Despite possible political uses or misuses of scientific results, understanding the causal structure behind higher prevalence of maltreatment in sexual orientation minorities is important so that effective interventions can be designed to prevent maltreatment and to ameliorate possible sexual orientation disparities in maltreatment-related health outcomes Institute of Medicine, Gender-nonconforming children, on the other hand, will feel different from children of their own sex.
In sum, there was no evidence whatsoever to suggest that children generally fared better or worse depending on the sexual orientation of their parents. Many of the studies on the link between CGN and sexual orientation are conducted retrospectivelymeaning that adults are asked to reflect on their behaviors as children.
Some researchers think this may indicate that childhood family experiences are important determinants to homosexuality,  or that parents behave this way in response to gender-variant traits in a child.
For men, same-sex marriage was associated with having older mothers, divorced parents, absent fathers, and being the youngest child.
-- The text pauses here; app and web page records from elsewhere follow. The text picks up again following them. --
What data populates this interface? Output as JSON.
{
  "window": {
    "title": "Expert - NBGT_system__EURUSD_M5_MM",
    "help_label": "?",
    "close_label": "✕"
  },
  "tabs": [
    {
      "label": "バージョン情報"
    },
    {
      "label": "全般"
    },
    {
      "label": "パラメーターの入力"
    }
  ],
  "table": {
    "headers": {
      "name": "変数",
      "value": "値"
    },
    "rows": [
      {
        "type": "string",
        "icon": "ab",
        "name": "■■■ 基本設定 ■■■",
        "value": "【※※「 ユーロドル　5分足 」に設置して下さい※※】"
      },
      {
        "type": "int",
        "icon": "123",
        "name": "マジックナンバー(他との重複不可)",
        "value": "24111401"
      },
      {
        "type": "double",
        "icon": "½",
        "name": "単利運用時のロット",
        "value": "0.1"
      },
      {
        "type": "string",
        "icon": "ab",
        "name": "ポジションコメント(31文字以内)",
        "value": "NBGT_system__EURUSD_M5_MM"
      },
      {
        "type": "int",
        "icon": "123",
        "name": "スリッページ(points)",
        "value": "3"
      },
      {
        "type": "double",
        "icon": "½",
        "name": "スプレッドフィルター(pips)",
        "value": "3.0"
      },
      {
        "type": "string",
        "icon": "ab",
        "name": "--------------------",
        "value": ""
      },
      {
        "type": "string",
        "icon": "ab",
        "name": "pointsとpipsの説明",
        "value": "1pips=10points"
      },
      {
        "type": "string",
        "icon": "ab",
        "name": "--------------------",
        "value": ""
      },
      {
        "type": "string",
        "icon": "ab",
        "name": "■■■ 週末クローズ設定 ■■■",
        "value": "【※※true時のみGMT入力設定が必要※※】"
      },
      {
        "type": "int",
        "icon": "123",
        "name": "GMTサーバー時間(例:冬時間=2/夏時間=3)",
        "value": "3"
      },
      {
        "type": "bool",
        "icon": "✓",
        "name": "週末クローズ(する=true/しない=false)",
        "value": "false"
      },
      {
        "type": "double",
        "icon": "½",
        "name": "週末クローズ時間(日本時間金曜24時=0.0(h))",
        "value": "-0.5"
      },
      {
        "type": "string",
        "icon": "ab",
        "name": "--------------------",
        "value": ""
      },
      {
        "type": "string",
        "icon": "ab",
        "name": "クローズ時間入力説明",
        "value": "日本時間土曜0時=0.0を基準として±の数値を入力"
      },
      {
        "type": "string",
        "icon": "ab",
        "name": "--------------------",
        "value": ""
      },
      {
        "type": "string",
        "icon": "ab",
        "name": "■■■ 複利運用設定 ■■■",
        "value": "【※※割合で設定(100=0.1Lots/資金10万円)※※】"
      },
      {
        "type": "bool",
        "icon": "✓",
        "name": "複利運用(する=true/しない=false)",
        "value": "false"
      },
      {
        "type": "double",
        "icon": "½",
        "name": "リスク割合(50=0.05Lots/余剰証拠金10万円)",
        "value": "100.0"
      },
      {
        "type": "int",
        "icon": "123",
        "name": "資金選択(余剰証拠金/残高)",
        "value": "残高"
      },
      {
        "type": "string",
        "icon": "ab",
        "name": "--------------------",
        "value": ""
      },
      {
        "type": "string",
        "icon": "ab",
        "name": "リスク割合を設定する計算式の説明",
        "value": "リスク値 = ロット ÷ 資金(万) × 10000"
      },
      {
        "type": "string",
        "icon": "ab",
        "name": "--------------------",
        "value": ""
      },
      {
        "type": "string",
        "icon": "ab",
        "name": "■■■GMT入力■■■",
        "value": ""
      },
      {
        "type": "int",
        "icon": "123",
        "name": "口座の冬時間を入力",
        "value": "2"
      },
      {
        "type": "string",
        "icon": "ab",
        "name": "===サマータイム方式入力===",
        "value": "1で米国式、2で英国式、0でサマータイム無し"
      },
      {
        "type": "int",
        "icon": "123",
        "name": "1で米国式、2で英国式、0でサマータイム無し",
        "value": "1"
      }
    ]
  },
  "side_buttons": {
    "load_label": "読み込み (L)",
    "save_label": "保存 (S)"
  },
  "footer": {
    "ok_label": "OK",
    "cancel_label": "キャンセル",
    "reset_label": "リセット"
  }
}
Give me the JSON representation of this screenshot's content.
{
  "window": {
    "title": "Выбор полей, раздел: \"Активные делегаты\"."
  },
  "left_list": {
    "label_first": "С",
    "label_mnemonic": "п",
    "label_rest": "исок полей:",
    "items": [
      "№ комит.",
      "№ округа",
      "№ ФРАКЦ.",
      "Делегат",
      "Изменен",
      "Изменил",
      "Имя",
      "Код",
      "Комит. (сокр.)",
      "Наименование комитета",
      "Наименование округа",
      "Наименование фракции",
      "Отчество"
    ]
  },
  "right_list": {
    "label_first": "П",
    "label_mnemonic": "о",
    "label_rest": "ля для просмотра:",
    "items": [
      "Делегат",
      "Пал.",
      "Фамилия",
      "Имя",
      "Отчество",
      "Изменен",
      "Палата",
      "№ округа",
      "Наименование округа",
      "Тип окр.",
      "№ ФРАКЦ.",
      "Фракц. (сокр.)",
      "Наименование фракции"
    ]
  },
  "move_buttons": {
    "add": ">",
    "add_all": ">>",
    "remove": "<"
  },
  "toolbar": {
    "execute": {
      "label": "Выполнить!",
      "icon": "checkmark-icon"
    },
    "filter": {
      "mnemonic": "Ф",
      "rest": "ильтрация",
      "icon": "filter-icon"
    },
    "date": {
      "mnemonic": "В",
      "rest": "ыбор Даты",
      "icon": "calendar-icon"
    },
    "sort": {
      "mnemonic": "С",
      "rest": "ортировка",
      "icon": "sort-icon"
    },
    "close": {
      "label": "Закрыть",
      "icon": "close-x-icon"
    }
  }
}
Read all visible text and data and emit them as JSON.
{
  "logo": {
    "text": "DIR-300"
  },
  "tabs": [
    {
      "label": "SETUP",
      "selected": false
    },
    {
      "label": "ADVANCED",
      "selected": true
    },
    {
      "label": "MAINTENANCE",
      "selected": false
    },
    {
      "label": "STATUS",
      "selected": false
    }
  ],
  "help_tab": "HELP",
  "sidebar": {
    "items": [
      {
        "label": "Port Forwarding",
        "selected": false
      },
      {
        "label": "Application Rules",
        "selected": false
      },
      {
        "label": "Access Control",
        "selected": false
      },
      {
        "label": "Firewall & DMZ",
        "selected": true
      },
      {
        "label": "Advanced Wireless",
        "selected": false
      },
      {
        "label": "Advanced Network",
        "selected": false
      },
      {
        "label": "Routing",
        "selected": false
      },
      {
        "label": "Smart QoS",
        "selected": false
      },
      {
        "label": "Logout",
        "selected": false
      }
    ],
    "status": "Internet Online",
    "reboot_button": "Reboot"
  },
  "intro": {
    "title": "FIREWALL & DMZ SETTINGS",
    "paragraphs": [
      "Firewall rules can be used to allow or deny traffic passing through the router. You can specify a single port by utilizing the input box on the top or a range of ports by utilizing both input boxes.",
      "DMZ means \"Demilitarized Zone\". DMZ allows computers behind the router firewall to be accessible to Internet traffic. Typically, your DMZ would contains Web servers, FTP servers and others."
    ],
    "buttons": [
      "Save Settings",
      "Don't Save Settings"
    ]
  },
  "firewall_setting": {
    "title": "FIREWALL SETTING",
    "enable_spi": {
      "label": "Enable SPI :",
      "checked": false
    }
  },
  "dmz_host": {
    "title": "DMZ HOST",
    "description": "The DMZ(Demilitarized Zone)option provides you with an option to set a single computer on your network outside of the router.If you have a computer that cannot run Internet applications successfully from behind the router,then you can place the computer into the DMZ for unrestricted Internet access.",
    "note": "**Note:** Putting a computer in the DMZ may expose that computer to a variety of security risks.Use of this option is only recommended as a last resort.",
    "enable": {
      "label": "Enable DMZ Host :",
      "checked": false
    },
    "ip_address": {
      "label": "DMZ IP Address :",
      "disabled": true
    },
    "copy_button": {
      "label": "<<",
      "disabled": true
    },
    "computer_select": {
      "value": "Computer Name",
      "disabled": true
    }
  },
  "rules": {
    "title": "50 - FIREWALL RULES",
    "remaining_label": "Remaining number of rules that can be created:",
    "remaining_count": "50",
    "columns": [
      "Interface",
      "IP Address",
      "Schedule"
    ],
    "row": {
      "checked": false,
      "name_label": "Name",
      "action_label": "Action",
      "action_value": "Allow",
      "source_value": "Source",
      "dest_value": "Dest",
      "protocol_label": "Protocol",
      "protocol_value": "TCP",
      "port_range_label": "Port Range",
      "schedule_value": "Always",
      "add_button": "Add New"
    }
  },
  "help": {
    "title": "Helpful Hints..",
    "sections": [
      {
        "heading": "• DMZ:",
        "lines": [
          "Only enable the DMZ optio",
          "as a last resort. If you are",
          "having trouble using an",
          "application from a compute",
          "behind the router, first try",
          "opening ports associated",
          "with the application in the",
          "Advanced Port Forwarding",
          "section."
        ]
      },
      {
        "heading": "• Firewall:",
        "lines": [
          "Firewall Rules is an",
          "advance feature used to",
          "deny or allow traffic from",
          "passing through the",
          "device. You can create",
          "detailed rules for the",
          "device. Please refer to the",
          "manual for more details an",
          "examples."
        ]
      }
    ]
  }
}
Adults will often reinterpret their childhood behaviors in terms of their present conceptualizations of their gender identity and sexual orientation.
If, alternatively, participants who lived with a stepparent were more likely to be maltreated but do not have higher prevalence of same-sex sexual orientation in adulthood, this suggests maltreatment does not influence sexual orientation Fig.
Heterosexual men are more likely to downplay GNC, attributing their behaviors to being sensitive or artistic. In men, CGN is a strong predictor of sexual orientation in adulthood, but this relationship is not as well understood in women.The study of the environment and sexual orientation is research into possible environmental Bearman and Bruckner found no direct evidence for the effect of gender socialization on sexual large numbers of siblings, and late birth order.
Children who experience parental divorce are less likely to marry heterosexually than those growing. The evidence finding no effect of parental sexual orientation on children’s outcomes is so conclusive that more than a decade ago, the American Psychological Association put.
Children’s well-being did not differ by parental sexual orientation. Predictions across child age of some components, such as family functioning, were confirmed.
In conclusion, no significant differences occur across sexual orientation of parents. But what role does that play in Family Court when issues such as sexual orientation are brought up by one parent who claims the other parent’s gay or lesbian sexual orientation or lifestyle is detrimental to the children.
Children of Lesbian and Gay Parents Charlotte J. Patterson University of Virginia ABSTRACT—Does parental sexual orientation affect child development, and if so, how? Studies using convenience. that exerts a powerful policing effect on the basic terms of psychological research and DOES THE SEXUAL ORIENTATION OF PARENTS MATTER?
scholarship on the effects of parental sexual orientation on children’s development is.Download